This research proposal is about (a) the way in which different parties, stake holders and other voices in the public sphere speak about and frame the phenomenon of the ‘food bank’ in the media, and asks the question (b) whether that attracted and/or steered the attention of the political parties and/or institutions that have access to arenas of political decision-making.
There is a quit strongly accepted assumption in the British (and American/Canadian) academic world that the media have praised the food bank and its charity work for those in need (by providing food), but that they, by doing that, at the same have created an excuse for established political parties not to pay the needed attention for the problem of food poverty. The media have contributed to de-politicizing the food poverty problem in society by framing it as an issue of charity.
It is important to find out whether this de-politicizing thesis can stand up to critical investigation. As stated it has at least two aspects (b+c) that have to be examined.
- What does the de-politicizing thesis actually mean and has it been subjected to empirical investigation (in UK, US or Canada
- What is the frequency of food banks being mentioned in Dutch media and how are they framed?
- What is the possible relation between the mentioning of food banks in the media and the way the issue is framed, on the one hand, and the debate and decision making processes in the formal political system as such?
For this research the student has to
- get familiar with the literature on the ‘mediatisation of politics’, and on ‘priming, framing and agenda-setting’;

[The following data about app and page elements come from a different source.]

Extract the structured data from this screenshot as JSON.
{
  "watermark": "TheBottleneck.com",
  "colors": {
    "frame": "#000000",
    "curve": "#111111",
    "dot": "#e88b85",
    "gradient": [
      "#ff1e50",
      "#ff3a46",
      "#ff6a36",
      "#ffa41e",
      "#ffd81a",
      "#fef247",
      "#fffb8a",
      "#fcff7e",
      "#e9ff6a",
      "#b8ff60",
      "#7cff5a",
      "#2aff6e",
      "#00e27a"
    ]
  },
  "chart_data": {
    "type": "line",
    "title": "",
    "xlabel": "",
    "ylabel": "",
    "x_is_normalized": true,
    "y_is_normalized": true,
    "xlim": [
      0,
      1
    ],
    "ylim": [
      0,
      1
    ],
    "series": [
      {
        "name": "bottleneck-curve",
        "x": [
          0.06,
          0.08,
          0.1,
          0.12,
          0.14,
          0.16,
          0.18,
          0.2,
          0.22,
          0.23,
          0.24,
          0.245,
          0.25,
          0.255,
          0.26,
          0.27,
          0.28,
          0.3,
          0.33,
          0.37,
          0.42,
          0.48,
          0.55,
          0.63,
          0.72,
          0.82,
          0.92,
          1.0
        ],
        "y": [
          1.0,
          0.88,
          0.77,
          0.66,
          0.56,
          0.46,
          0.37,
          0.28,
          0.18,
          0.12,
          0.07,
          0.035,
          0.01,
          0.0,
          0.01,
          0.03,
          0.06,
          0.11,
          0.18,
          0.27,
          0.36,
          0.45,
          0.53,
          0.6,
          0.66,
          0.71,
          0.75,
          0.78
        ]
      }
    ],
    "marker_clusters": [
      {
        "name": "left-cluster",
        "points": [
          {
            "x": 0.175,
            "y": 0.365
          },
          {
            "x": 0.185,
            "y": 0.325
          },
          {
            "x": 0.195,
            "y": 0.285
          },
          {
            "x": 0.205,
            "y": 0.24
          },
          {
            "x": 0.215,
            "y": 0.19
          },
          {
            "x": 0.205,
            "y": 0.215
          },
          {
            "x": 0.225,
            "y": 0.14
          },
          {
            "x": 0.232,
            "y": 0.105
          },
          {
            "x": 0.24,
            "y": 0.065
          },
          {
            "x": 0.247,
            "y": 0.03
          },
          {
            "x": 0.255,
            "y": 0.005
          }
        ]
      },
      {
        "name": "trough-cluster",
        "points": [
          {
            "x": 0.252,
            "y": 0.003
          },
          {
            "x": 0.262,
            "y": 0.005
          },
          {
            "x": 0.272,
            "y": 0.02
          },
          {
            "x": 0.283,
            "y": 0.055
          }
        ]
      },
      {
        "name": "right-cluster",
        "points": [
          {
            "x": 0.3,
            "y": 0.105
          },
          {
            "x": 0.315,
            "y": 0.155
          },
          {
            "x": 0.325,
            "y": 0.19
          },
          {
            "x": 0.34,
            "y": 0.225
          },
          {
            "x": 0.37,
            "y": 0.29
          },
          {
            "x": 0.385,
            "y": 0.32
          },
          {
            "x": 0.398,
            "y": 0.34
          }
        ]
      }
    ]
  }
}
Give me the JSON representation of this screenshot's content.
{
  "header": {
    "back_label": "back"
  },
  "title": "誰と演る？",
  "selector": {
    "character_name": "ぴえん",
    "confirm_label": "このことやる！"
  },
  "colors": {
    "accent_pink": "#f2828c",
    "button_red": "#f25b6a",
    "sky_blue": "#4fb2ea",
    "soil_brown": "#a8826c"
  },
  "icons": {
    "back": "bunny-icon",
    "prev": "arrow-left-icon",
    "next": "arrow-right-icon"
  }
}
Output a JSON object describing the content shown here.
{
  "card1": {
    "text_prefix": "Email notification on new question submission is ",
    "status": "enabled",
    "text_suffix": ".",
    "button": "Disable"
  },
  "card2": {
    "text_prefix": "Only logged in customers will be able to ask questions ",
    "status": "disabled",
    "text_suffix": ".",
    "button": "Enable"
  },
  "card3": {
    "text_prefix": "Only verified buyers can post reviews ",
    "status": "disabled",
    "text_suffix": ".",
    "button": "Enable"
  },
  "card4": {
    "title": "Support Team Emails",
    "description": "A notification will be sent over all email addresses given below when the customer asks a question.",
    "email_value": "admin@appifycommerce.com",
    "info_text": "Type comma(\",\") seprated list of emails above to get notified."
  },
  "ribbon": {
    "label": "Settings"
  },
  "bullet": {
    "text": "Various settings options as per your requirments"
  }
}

- study and learn the needed research methods and methodology.
Wells & Caraher, UK print media coverage of the food bank phenomenon: from food welfare to food charity? British Food Journal, 2014, Vol. 116, Issue 9.